Today, we’re going to talk about how turning up the transparency volume on your social media channels can help your business get and keep more customers. After all, that’s why you’re reading this blog. (It’s OK… We know that’s why you’re here. Full disclosure: That’s why we’re writing it.)
It all boils down to one word: Authenticity. Facebook, Google+, Twitter, YouTube and blogs may be unique platforms, but they’re all part of the social media movement, which is about consumer-to-consumer interactions rather than top-down messaging. Sure, you have some static content on these channels, but the great majority of the work your company does on social media is via interactions with customers and potential customers. You’re mostly answering to them rather than pushing out information. And that key difference is what sets social media apart from other forms. Word of mouth, ratings and comments play a huge role in this part of the world, allowing potential customers to feel as though they’re getting the straight scoop. Social media also provides a public forum for your company to get credit for the amazing customer service you do, day in and day out. (You do have an amazing and transparent customer service platform, right? With eighty four percent of consumers telling Nielsen that they trust word-of-mouth recommendations from people they know, and social science proving that customers who have a bad experience will tell five people but those who have a good experience only tell two, it’s clear that the cost of going the extra mile to make a customer happy is far less costly than not doing so. If you don’t have such a system in place, see to that first and get back to us.)

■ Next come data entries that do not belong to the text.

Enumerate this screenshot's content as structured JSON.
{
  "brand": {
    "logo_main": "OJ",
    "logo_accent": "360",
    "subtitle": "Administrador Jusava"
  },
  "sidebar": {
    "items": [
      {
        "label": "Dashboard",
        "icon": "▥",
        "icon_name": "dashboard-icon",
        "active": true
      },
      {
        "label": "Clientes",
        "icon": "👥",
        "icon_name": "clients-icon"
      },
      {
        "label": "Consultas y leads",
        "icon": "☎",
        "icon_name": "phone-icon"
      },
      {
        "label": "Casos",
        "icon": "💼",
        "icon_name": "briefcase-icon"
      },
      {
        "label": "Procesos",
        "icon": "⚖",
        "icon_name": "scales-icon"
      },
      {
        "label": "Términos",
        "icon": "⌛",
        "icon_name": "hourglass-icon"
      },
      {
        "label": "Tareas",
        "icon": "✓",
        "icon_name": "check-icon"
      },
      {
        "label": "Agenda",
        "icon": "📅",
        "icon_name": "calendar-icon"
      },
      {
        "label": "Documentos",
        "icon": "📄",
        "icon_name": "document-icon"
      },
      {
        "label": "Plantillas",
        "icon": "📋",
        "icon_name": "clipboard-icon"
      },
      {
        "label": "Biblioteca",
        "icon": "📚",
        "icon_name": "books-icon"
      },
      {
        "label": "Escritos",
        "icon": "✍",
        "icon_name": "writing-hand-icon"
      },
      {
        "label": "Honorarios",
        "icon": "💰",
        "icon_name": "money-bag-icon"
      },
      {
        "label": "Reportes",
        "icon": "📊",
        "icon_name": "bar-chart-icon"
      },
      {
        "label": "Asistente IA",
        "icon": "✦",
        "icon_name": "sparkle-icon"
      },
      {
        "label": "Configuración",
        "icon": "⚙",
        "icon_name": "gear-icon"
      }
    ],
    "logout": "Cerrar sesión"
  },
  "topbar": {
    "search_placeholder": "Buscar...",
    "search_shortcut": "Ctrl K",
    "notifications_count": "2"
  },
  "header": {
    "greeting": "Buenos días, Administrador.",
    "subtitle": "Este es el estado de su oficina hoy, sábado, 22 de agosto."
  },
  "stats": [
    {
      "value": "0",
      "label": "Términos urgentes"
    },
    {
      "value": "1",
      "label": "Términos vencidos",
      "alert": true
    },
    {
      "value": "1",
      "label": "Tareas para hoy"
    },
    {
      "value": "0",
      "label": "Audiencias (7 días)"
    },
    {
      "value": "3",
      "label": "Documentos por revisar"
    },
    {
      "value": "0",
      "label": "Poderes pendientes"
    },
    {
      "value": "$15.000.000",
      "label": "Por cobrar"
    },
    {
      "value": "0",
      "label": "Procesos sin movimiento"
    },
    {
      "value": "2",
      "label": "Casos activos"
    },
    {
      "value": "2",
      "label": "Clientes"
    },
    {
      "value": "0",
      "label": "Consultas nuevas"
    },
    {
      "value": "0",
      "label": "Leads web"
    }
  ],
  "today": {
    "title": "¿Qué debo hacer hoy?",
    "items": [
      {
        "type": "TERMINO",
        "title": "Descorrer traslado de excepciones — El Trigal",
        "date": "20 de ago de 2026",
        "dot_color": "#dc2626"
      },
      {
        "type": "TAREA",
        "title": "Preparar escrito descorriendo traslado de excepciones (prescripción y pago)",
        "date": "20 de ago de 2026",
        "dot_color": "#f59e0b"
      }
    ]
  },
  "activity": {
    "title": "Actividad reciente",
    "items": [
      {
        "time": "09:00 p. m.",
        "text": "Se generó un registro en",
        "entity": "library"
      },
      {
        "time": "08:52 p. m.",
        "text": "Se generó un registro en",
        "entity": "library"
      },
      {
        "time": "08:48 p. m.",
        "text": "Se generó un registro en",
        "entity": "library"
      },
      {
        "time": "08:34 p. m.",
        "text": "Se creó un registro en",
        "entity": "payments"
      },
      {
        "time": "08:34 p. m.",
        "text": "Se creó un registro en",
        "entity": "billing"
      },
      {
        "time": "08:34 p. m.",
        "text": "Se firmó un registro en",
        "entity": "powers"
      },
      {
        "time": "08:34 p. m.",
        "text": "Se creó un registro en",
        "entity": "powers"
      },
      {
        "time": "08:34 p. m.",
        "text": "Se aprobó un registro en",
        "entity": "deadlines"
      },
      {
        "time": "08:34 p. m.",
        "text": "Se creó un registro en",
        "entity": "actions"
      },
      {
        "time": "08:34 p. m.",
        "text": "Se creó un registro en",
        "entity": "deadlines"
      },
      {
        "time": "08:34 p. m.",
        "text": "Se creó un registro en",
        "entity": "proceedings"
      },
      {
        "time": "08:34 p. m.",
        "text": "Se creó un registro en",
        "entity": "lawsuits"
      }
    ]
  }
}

Transparent social media interactions also are key to establishing personal relationships with potential brand ambassadors. Let’s say you manufacture dog toys. Your Facebook wall serves as a platform for your brand enthusiasts to spread the love (Fido LOVES his toy!) or report a problem (The toy broke). The first case is easy: You thank the fan for their enthusiasm, throw in a specific reference to their post so they don’t feel like they’re getting canned corporate speak, and everybody goes home in a limousine. The second case is slightly harder — but it has way more potential for converting that customer into a true brand believer: When a customer comes to you with a complaint, resolve it above his or her satisfaction in a polite and straightforward manner. Treat them like people, because they are (and you are, too). Simply doing this sets a company apart from its competition faster than any Olympically-expensive advertising campaign can. Solve their problem and reaffirm their belief in the human race and suddenly you’re buddies! They’ll do anything for you, including help you build brand awareness among their inner circle.
One last word for those of you still not using social media (or only occasionally checking in as an afterthought): As more and more traditional and new media advertising vehicles get filtered, spammed, do-not-call listed or otherwise avoided by your target market, businesses have fewer opportunities to inform their publics. If you don’t have the kind of time necessary to devote to relationship-driven, transparent social media practices, hire someone who does. Full disclosure: We just happen to know a few.